* [Exercise brief]:
Copy each line of the material beneath that holds the word "What".
Material for this task section start
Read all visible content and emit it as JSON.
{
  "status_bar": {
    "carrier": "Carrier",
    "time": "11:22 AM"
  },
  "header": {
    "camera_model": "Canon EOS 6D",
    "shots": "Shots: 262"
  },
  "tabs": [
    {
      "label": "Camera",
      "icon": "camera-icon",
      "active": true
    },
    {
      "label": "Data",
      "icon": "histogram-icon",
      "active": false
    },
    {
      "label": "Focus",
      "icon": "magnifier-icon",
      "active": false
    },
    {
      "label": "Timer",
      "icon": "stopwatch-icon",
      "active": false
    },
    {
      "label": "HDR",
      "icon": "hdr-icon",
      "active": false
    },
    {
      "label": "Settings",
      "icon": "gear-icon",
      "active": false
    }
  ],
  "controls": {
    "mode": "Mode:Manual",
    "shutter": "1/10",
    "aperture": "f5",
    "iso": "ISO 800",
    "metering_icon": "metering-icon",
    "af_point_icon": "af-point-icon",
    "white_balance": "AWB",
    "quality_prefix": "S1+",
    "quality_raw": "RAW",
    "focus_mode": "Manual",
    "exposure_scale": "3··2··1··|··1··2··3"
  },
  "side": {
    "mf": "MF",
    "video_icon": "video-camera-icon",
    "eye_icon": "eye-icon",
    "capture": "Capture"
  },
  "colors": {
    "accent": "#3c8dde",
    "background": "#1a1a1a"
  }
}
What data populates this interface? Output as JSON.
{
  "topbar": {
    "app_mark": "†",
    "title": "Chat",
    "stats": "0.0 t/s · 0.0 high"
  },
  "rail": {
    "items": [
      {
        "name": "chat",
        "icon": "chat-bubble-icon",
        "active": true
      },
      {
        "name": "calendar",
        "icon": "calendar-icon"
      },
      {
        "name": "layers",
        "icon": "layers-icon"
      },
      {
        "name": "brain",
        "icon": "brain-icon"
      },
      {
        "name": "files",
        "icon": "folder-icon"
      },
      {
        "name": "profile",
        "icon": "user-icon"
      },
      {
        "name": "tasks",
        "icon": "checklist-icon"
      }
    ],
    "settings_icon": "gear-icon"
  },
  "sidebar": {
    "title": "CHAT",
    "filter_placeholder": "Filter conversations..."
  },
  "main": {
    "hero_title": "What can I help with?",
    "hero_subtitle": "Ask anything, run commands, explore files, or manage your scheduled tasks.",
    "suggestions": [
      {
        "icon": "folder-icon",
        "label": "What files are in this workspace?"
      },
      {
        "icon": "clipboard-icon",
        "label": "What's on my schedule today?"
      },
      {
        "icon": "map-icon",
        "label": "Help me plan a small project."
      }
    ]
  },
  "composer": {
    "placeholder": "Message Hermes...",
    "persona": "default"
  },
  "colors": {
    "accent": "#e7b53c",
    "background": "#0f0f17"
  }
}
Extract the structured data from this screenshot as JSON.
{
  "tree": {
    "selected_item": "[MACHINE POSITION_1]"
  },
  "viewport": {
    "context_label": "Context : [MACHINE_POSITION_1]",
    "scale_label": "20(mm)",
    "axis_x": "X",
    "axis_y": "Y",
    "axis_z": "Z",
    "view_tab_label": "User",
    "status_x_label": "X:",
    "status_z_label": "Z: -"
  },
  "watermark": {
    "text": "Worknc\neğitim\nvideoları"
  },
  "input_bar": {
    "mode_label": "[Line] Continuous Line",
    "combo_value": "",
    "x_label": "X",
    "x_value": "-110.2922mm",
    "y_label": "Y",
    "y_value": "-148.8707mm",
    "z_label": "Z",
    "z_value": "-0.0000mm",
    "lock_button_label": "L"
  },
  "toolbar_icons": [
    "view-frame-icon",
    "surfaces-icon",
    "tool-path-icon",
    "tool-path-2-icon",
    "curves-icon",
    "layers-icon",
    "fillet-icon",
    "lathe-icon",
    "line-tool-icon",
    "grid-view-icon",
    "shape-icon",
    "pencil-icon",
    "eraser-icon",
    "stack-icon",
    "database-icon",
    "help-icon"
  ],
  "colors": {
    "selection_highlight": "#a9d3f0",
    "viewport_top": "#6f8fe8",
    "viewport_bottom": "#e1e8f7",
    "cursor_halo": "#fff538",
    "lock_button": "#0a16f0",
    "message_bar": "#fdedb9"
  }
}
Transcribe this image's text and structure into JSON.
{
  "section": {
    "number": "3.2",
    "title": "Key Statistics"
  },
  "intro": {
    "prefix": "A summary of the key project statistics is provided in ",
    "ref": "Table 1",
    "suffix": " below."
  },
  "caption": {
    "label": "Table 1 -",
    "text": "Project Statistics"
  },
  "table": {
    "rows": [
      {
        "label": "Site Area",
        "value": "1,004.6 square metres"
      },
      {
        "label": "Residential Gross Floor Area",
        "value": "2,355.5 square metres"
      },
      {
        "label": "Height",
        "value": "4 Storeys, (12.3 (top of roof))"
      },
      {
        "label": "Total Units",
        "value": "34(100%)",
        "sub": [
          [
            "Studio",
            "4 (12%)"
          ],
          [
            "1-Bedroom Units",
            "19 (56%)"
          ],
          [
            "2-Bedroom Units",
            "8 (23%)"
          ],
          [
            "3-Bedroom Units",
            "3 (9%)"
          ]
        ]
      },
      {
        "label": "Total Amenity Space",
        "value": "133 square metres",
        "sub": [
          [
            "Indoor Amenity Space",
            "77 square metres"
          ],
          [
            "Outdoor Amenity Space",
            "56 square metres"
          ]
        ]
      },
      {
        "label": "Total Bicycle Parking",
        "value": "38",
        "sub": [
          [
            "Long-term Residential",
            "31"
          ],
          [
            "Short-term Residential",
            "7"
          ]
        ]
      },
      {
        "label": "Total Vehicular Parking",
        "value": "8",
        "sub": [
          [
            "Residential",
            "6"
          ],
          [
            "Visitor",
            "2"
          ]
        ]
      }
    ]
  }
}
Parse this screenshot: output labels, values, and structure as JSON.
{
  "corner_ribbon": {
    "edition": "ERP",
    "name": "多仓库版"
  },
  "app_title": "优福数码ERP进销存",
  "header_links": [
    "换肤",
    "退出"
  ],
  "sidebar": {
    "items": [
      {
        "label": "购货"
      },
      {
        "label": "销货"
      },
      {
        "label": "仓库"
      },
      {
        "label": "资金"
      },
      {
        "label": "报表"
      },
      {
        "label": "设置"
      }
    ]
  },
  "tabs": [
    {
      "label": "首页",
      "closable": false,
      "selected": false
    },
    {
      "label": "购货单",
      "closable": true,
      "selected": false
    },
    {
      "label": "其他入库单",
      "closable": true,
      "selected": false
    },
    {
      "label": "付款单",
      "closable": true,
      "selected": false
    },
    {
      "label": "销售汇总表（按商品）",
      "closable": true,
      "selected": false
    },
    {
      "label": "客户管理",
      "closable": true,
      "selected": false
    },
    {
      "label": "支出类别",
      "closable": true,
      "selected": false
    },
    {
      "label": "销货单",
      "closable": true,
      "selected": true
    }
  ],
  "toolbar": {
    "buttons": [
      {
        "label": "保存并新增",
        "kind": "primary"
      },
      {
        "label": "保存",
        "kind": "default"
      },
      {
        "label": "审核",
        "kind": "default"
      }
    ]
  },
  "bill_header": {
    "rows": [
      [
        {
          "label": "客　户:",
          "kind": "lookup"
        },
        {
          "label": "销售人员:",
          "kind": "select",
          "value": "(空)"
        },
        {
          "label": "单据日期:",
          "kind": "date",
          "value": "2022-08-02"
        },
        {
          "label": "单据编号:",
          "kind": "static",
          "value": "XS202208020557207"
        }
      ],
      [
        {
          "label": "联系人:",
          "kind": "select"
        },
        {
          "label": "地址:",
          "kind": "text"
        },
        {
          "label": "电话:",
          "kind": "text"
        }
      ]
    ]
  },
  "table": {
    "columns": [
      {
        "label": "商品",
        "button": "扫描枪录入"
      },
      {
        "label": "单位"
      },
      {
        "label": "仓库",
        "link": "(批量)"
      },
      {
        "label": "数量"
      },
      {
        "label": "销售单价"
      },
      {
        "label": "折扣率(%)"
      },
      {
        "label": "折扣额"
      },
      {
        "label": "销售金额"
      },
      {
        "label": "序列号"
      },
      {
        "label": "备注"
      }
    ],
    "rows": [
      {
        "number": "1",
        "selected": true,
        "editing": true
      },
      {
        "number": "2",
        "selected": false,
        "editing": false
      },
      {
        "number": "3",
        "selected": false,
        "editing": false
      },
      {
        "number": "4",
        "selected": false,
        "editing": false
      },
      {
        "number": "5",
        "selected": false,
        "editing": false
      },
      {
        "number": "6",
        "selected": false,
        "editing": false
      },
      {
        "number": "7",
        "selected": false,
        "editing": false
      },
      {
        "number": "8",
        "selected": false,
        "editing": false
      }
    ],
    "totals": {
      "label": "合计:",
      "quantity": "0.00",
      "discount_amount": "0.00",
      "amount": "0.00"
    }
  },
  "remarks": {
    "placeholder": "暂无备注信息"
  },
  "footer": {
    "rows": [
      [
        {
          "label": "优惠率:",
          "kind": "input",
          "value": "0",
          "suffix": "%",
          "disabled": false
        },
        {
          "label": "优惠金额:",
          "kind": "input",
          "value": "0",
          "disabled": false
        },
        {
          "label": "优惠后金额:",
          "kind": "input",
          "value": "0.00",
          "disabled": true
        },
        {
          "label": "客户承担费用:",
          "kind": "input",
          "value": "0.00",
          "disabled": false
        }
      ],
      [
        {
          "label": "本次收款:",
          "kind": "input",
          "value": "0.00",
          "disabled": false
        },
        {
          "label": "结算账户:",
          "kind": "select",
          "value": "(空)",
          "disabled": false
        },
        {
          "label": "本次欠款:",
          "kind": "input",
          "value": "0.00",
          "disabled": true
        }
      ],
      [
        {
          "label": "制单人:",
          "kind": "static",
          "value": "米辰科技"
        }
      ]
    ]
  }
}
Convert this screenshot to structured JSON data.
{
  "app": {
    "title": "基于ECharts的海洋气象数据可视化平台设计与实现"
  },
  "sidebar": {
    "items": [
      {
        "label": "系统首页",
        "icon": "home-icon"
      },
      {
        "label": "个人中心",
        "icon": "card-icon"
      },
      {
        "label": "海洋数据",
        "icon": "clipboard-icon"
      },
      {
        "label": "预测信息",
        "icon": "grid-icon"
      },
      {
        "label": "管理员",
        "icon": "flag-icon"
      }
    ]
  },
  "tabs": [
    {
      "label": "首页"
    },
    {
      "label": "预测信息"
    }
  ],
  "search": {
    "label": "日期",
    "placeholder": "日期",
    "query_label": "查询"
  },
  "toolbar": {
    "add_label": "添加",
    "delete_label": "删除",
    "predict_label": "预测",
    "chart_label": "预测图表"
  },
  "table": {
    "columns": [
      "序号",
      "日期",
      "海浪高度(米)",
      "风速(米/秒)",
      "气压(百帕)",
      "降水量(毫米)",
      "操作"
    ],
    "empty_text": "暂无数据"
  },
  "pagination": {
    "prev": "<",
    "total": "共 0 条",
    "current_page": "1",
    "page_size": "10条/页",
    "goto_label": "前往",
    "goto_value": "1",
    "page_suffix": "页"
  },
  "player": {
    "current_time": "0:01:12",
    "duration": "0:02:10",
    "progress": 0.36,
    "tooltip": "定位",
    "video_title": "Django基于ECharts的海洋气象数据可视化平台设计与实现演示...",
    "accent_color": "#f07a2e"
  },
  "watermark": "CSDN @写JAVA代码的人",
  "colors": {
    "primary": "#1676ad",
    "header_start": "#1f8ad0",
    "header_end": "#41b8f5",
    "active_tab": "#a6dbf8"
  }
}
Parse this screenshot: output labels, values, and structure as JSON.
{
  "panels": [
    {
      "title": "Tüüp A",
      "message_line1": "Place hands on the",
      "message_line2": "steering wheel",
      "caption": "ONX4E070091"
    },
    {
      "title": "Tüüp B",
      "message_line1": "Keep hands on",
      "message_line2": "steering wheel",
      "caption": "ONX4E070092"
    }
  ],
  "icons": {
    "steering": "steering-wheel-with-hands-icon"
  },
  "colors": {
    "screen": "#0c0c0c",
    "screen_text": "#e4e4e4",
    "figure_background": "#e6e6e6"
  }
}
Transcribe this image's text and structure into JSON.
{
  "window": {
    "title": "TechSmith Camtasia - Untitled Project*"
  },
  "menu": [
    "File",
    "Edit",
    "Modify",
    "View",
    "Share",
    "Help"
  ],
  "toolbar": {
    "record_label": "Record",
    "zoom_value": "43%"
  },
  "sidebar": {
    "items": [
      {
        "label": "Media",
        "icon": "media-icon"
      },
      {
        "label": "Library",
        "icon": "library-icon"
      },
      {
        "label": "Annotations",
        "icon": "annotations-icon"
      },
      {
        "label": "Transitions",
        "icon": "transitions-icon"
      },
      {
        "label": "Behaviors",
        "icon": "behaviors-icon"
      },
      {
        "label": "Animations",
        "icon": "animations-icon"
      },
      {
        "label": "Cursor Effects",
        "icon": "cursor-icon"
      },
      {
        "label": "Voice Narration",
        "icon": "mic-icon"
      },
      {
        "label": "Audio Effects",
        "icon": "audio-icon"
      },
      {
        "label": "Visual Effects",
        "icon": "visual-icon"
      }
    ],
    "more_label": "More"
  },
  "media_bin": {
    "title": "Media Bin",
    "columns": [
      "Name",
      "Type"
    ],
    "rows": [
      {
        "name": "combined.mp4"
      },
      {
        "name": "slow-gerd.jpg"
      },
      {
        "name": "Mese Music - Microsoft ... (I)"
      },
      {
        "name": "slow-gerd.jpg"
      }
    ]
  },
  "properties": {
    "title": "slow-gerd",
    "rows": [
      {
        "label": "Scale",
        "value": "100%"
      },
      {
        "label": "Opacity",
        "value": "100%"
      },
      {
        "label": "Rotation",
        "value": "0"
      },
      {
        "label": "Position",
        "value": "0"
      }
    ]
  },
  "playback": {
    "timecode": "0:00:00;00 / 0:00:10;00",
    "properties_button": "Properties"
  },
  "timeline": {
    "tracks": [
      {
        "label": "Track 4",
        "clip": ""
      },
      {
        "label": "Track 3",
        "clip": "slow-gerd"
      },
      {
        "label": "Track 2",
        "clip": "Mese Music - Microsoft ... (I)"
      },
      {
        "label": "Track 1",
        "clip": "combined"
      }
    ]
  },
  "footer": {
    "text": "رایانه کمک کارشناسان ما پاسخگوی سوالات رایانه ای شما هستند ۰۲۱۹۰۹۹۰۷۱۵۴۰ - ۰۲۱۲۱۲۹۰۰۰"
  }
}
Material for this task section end
* [Answer box]:
What data populates this interface? Output as JSON.
    "hero_title": "What can I help with?",
        "label": "What files are in this workspace?"
        "label": "What's on my schedule today?"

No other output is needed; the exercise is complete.